However, Professor Mark Jacobson from Stanford University highlights that, in testing, as little as 10.5% of the CO2 is removed over a 20-year period with only between 20% and 31% captured over 100 years. In his report, Jacobson summarizes that “spending on capture rather than wind replacing fossil or bioenergy always increases social cost. No improvement in equipment can change this conclusion while fossil emissions exist. Once fossil emissions end, carbon capture’s social costs must be evaluated against those of reforestation and reducing nonenergy halogen, nitrous oxide, methane, and biomass burning emissions.”
With this being the case, there really is no excuse for selecting carbon capture technologies, except in lobbying fossil-fuels in resistance against the transition to renewables.
Last week we wrote about Drax, and the company’s persistence in burning stuff to make money, using false promises of carbon capture in its route to be ‘carbon negative by 2030’. Drax is an absolute case in point that the technology has yet to show any signs of proving its worth, seeing plume emissions reduced by as little as 10% at its UK-based facility.
However, the problem is far more widespread. The ability of companies like Drax to pursue carbon capture is a result of continued support from leading organizations, which claim to be on the right side on the fight against climate change.
The IPCC, the guiding voice on limiting climate change, has stated that CCS can help reduce 75–90% of global CO2 emissions, with all but one of its pathways to net-zero emissions detailing a largescale buildout of carbon capture technology.
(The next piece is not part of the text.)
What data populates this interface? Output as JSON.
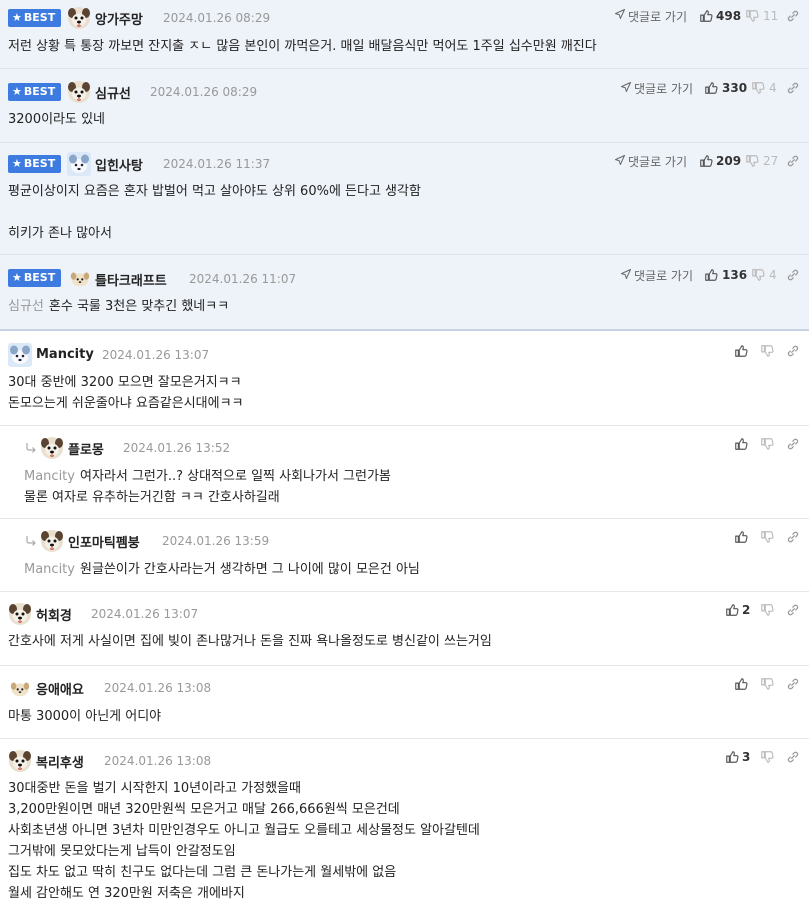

Regardless of the lack of technical success, support has persevered. Despite being a world leading organization, the IEA has become renowned for underestimating renewable technology – in light of market growth it has had to more than triple its expectations for the solar market up to 2040 between its 2014 and 2019 forecasts. With the same situation for wind power, you’d expect the same again for carbon capture, if it truly is a part of a decarbonized future.
You’d be wrong. In the IEA’s first roadmap for CCS in 2009 it predicted that the technology would be used in 22 GW worth of projects by 2020 – and as of yet we’ve not even reached half a GW.
It’s now clearer than ever that investing in carbon capture is a vain attempt to flog a dead fossil-fuel industry, when greater returns are certain from renewables. Carbon capture will not be part of a decarbonized energy mix – and pumping money in from any angle can only be considered as ‘greenwashing’ which will leave the fossil fuel sector with a plethora of stranded assets and economic losses in years to come.